Viruses can infect every type of host cell, including those of plants, animals, fungi, protists, bacteria, and archaea. Most viruses will only be able to infect the cells of one or a few species of organism. This is called the host range. However, having a wide host range is not common and viruses will typically only infect specific hosts and only specific cell types within those hosts. The viruses that infect bacteria are called bacteriophages, or simply phages. The word phage comes from the Greek word for devour. Other viruses are just identified by their host group, such as animal or plant viruses. Once a cell is infected, the effects of the virus can vary depending on the type of virus. Viruses may cause abnormal growth of the cell or cell death, alter the cell’s genome, or cause little noticeable effect in the cell.
Viruses can be transmitted through direct contact, indirect contact with fomites, or through a vector: an animal that transmits a pathogen from one host to another. Arthropods such as mosquitoes, ticks, and flies, are typical vectors for viral diseases, and they may act as mechanical vectors or biological vectors. Mechanical transmission occurs when the arthropod carries a viral pathogen on the outside of its body and transmits it to a new host by physical contact. Biological transmission occurs when the arthropod carries the viral pathogen inside its body and transmits it to the new host through biting.
In humans, a wide variety of viruses are capable of causing various infections and diseases. Some of the deadliest emerging pathogens in humans are viruses, yet we have few treatments or drugs to deal with viral infections, making them difficult to eradicate.
Viruses that can be transmitted from an animal host to a human host can cause zoonoses. For example, the avian influenza virus originates in birds, but can cause disease in humans. Reverse zoonoses are caused by infection of an animal by a virus that originated in a human.

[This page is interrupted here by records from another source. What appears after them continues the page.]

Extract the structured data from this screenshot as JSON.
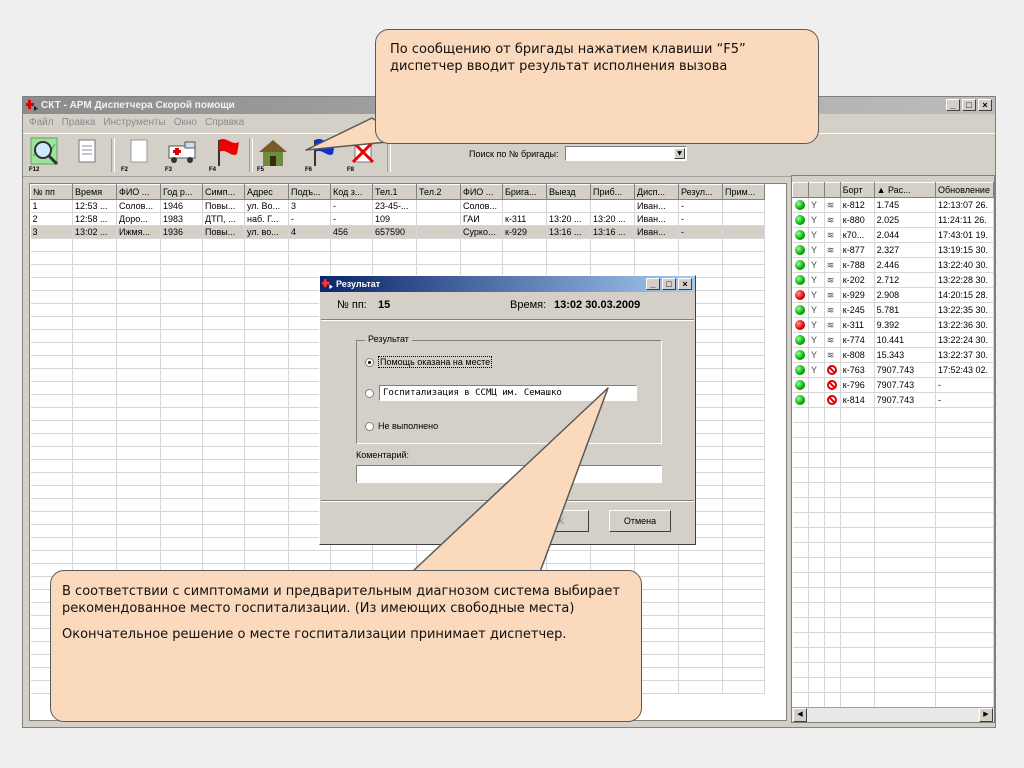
{
  "window": {
    "title": "СКТ - АРМ Диспетчера Скорой помощи",
    "controls": [
      "_",
      "□",
      "×"
    ]
  },
  "menu": [
    "Файл",
    "Правка",
    "Инструменты",
    "Окно",
    "Справка"
  ],
  "toolbar": {
    "buttons": [
      {
        "icon": "magnifier-map-icon",
        "key": "F12"
      },
      {
        "icon": "document-icon",
        "key": ""
      },
      {
        "icon": "blank-page-icon",
        "key": "F2"
      },
      {
        "icon": "ambulance-icon",
        "key": "F3"
      },
      {
        "icon": "red-flag-icon",
        "key": "F4"
      },
      {
        "icon": "house-icon",
        "key": "F5"
      },
      {
        "icon": "blue-flag-icon",
        "key": "F6"
      },
      {
        "icon": "cancel-document-icon",
        "key": "F8"
      }
    ],
    "search_label": "Поиск по № бригады:",
    "search_value": ""
  },
  "calls": {
    "columns": [
      "№ пп",
      "Время",
      "ФИО ...",
      "Год р...",
      "Симп...",
      "Адрес",
      "Подъ...",
      "Код з...",
      "Тел.1",
      "Тел.2",
      "ФИО ...",
      "Брига...",
      "Выезд",
      "Приб...",
      "Дисп...",
      "Резул...",
      "Прим..."
    ],
    "rows": [
      [
        "1",
        "12:53 ...",
        "Солов...",
        "1946",
        "Повы...",
        "ул. Во...",
        "3",
        "-",
        "23-45-...",
        "",
        "Солов...",
        "",
        "",
        "",
        "Иван...",
        "-",
        ""
      ],
      [
        "2",
        "12:58 ...",
        "Доро...",
        "1983",
        "ДТП, ...",
        "наб. Г...",
        "-",
        "-",
        "109",
        "",
        "ГАИ",
        "к-311",
        "13:20 ...",
        "13:20 ...",
        "Иван...",
        "-",
        ""
      ],
      [
        "3",
        "13:02 ...",
        "Ижмя...",
        "1936",
        "Повы...",
        "ул. во...",
        "4",
        "456",
        "657590",
        "",
        "Сурко...",
        "к-929",
        "13:16 ...",
        "13:16 ...",
        "Иван...",
        "-",
        ""
      ]
    ],
    "selected_row": 2
  },
  "brigades": {
    "columns": [
      "",
      "",
      "",
      "Борт",
      "▲   Рас...",
      "Обновление"
    ],
    "rows": [
      {
        "status": "green",
        "link": "antenna",
        "bort": "к-812",
        "dist": "1.745",
        "updated": "12:13:07 26."
      },
      {
        "status": "green",
        "link": "antenna",
        "bort": "к-880",
        "dist": "2.025",
        "updated": "11:24:11 26."
      },
      {
        "status": "green",
        "link": "antenna",
        "bort": "к70...",
        "dist": "2.044",
        "updated": "17:43:01 19."
      },
      {
        "status": "green",
        "link": "antenna",
        "bort": "к-877",
        "dist": "2.327",
        "updated": "13:19:15 30."
      },
      {
        "status": "green",
        "link": "antenna",
        "bort": "к-788",
        "dist": "2.446",
        "updated": "13:22:40 30."
      },
      {
        "status": "green",
        "link": "antenna",
        "bort": "к-202",
        "dist": "2.712",
        "updated": "13:22:28 30."
      },
      {
        "status": "red",
        "link": "antenna",
        "bort": "к-929",
        "dist": "2.908",
        "updated": "14:20:15 28."
      },
      {
        "status": "green",
        "link": "antenna",
        "bort": "к-245",
        "dist": "5.781",
        "updated": "13:22:35 30."
      },
      {
        "status": "red",
        "link": "antenna",
        "bort": "к-311",
        "dist": "9.392",
        "updated": "13:22:36 30."
      },
      {
        "status": "green",
        "link": "antenna",
        "bort": "к-774",
        "dist": "10.441",
        "updated": "13:22:24 30."
      },
      {
        "status": "green",
        "link": "antenna",
        "bort": "к-808",
        "dist": "15.343",
        "updated": "13:22:37 30."
      },
      {
        "status": "green",
        "link": "antenna-off",
        "bort": "к-763",
        "dist": "7907.743",
        "updated": "17:52:43 02."
      },
      {
        "status": "green",
        "link": "off",
        "bort": "к-796",
        "dist": "7907.743",
        "updated": "-"
      },
      {
        "status": "green",
        "link": "off",
        "bort": "к-814",
        "dist": "7907.743",
        "updated": "-"
      }
    ]
  },
  "dialog": {
    "title": "Результат",
    "num_label": "№ пп:",
    "num_value": "15",
    "time_label": "Время:",
    "time_value": "13:02 30.03.2009",
    "group_label": "Результат",
    "options": [
      "Помощь оказана на месте",
      "",
      "Не выполнено"
    ],
    "hospital": "Госпитализация в ССМЦ им. Семашко",
    "comment_label": "Коментарий:",
    "comment_value": "",
    "ok": "ОК",
    "cancel": "Отмена"
  },
  "callouts": {
    "top": "По сообщению от бригады нажатием клавиши “F5”  диспетчер вводит результат исполнения вызова",
    "bottom_p1": "В соответствии с симптомами и предварительным диагнозом система выбирает рекомендованное место госпитализации. (Из имеющих свободные места)",
    "bottom_p2": "Окончательное решение о месте госпитализации принимает диспетчер."
  },
  "colors": {
    "callout_fill": "#fbd9bd",
    "dialog_title": "#0a246a",
    "window_face": "#d4d0c8"
  }
}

Parker, N., Schneegurt, M., Thi Tu, A.-H., Forster, B. M., & Lister, P. (n.d.). Microbiology. Houston, Texas: OpenStax. Access for free at: https://openstax.org/details/books/microbiology